If I taught a workshop/seminars at ANWG '19 would you be interested?

Tuesday, June 9, 2015

Rolling On


as usual, click on the photo to biggify


Here is a peek at the warp with the natural linen weft.  It clearly shows how I deal with hems...in this case it is a straight progression for 3 inches, then start with the body of the towel.  At the other end, the progression begins from the other end in order to flow with the pattern.  Where one towel ends and the other begins, I have woven in a contrasting colour to serve as a cut line.

Some people like to hem before they wet finish.  I prefer to hem after the cloth has been wet finished and given a good hard press.  That way the cloth is as flat (thin) as possible.  Once hemmed, they get a finishing press to flatten the hem and take out any fold/crease marks from the hemming.

In terms of my approach to designing?  If one colour is good, 5 or 6 has to be better!  The warp is several shades of a pink through burgundy plus several shades of a warm reddish beige, almost peach, all mixed up together.

The dark pink weft emphasized the reds, the natural linen is a much lighter value and is making the cloth look a lot more pastel.

I quite like it.  I hope the customers do, too.

Currently reading The Jannisary Tree by Jason Goodwin

5 comments:

FiberJunky said...

How do you deal with fabrics that will shrink a lot on the first few washes?
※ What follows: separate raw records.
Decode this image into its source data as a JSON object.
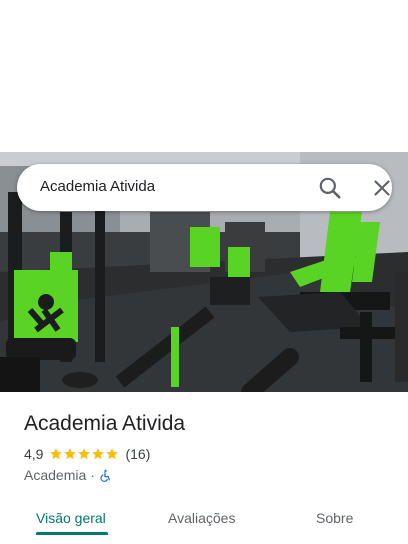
{
  "search": {
    "query": "Academia Ativida",
    "search_icon": "search-icon",
    "close_icon": "close-icon"
  },
  "place": {
    "name": "Academia Ativida",
    "rating": "4,9",
    "stars": 5,
    "review_count": "(16)",
    "category": "Academia",
    "separator": "·",
    "accessibility_icon": "wheelchair-icon"
  },
  "tabs": [
    {
      "label": "Visão geral",
      "active": true
    },
    {
      "label": "Avaliações",
      "active": false
    },
    {
      "label": "Sobre",
      "active": false
    }
  ],
  "colors": {
    "accent": "#00796b",
    "star": "#fbbc04",
    "a11y_icon": "#1a73e8",
    "gym_green": "#5ad424"
  }
}
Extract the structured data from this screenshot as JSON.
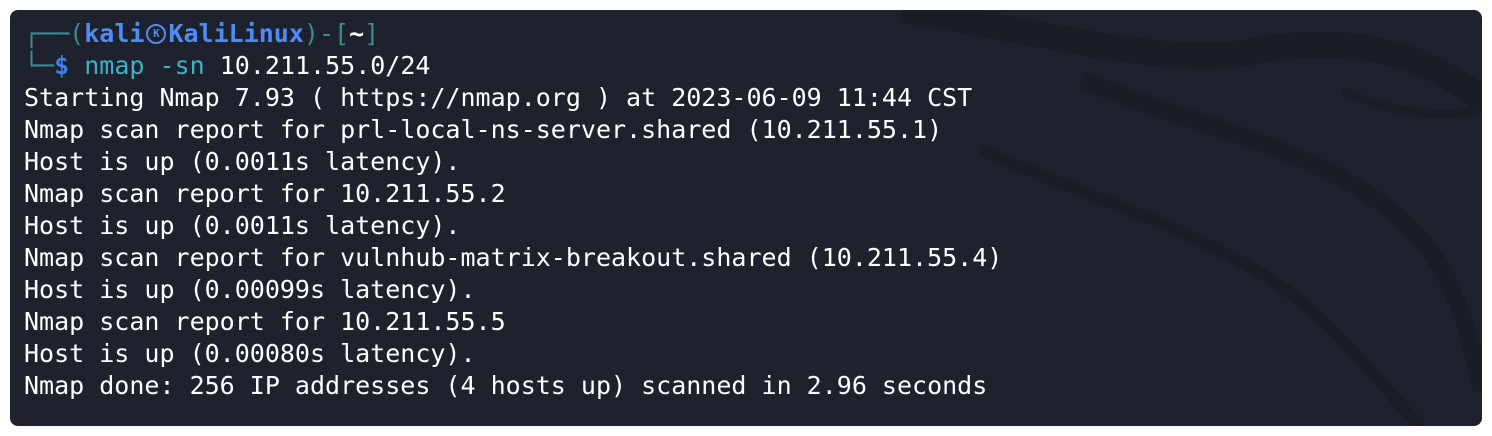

I currently weave my linen toweling by the 20 yd bolt, wash it several times to shrink and soften (and knock a lot of the lint off), then measure, cut, and hem. This limits me to simple stripes and small all-over patterns, but my towels end up the right size.

Laura Fry said...
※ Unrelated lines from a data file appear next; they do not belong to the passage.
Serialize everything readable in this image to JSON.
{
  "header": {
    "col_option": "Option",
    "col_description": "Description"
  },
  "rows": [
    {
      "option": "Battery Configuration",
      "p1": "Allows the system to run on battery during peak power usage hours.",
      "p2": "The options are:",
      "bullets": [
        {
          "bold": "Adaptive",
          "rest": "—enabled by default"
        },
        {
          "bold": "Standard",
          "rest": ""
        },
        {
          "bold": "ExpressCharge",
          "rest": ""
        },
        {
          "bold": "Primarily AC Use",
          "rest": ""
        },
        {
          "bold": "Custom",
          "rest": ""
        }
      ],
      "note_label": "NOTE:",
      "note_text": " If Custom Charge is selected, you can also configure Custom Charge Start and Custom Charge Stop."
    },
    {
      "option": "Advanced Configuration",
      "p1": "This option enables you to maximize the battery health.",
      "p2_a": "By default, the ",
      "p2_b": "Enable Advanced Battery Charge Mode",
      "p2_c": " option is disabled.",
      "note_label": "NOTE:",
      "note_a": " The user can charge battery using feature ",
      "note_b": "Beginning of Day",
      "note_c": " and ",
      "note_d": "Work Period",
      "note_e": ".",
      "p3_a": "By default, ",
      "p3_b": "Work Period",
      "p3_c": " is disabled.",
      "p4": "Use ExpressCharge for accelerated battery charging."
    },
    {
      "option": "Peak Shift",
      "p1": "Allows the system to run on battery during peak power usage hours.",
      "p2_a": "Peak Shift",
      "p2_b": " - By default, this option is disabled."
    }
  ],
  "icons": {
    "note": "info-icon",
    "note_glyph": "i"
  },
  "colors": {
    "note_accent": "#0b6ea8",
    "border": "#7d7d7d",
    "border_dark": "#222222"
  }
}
I used to do a long length until I got a new washing machine that turned them into 'rope'. :(. Now I cut and serge so that they go into the washing machine as individual pieces. If a cloth needs more than one cycle, then it gets several cycles, pretty much as you are doing. I use the hottest water available for cotton and linen.

Cheers
Laura

FiberJunky said...

I don't get rope too often. I find that sewing the two ends together, so I have a loop, keeps the twisting down, and the twists I DO get undo themselves. Anything I weave in linen or cotton gets washed at least once, in warm/hot. Linen gets three full trips through washer and dryer, with hot water and high heat. I want to make sure it's done shrinking BEFORE someone buys a towel (selling someone something that's going to change drastically the first time they use/wash it feels like a cheat)

FiberJunky said...

Also, frankly, no one would want to buy the linen as it comes off the loom - it feels so much like tent canvas when it's first woven that I panicked the first time I wove it. I cut off the first yard to wash and dry before I continued weaving. SUCH a relief when it came out of the dryer all soft and beautiful!

Laura Fry said...

Magic in the water! ;)

Cheers
Laura